Instructions to follow
Collect all lines below with the string "todo".

Data shown
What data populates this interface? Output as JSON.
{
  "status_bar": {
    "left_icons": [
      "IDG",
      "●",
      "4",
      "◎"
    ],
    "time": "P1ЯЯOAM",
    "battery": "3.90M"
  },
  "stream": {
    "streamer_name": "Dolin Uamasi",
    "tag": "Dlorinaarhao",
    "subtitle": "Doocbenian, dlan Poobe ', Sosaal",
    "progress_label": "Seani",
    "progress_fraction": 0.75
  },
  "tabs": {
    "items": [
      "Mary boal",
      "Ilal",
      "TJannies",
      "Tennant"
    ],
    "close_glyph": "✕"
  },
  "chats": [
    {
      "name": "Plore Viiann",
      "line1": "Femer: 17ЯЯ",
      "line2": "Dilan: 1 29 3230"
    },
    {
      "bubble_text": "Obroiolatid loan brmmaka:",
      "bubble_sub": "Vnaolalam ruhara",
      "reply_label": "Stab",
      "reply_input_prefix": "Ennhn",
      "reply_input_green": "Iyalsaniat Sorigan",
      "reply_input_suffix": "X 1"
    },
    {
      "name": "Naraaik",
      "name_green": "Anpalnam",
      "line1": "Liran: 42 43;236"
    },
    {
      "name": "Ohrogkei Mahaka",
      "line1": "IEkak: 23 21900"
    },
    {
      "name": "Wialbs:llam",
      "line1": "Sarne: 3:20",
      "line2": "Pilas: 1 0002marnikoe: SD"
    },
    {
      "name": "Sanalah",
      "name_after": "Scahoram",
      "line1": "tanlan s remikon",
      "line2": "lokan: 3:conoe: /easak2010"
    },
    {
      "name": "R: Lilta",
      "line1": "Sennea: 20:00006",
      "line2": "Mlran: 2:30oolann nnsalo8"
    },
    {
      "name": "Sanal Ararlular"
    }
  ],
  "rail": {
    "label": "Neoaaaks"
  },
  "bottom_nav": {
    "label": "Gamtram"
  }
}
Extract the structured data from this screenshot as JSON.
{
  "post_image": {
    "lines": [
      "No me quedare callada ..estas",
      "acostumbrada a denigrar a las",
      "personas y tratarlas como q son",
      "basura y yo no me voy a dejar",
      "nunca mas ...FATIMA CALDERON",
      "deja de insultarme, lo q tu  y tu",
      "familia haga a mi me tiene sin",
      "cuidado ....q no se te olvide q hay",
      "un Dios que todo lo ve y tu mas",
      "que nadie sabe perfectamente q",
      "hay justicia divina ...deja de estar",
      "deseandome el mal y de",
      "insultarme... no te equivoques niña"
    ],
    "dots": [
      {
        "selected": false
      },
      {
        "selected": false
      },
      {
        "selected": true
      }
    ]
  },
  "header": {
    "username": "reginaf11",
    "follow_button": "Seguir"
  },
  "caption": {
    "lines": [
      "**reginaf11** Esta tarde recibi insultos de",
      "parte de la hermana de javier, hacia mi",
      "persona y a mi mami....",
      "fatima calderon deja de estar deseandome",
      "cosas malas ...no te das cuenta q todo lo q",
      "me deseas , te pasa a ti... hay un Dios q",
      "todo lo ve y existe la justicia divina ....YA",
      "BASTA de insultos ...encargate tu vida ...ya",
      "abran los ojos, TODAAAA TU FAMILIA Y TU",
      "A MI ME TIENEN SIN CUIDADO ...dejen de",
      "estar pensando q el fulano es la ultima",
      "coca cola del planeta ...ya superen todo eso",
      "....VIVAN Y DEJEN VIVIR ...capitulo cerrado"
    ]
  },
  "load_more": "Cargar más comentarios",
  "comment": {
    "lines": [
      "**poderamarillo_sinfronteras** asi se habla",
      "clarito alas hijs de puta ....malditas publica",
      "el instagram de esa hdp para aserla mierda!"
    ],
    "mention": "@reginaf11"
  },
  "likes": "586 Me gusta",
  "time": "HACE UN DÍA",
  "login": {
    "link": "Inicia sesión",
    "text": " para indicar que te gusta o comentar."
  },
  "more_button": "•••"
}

The completed task
      "un Dios que todo lo ve y tu mas",
      "cosas malas ...no te das cuenta q todo lo q",
      "todo lo ve y existe la justicia divina ....YA",
      "coca cola del planeta ...ya superen todo eso",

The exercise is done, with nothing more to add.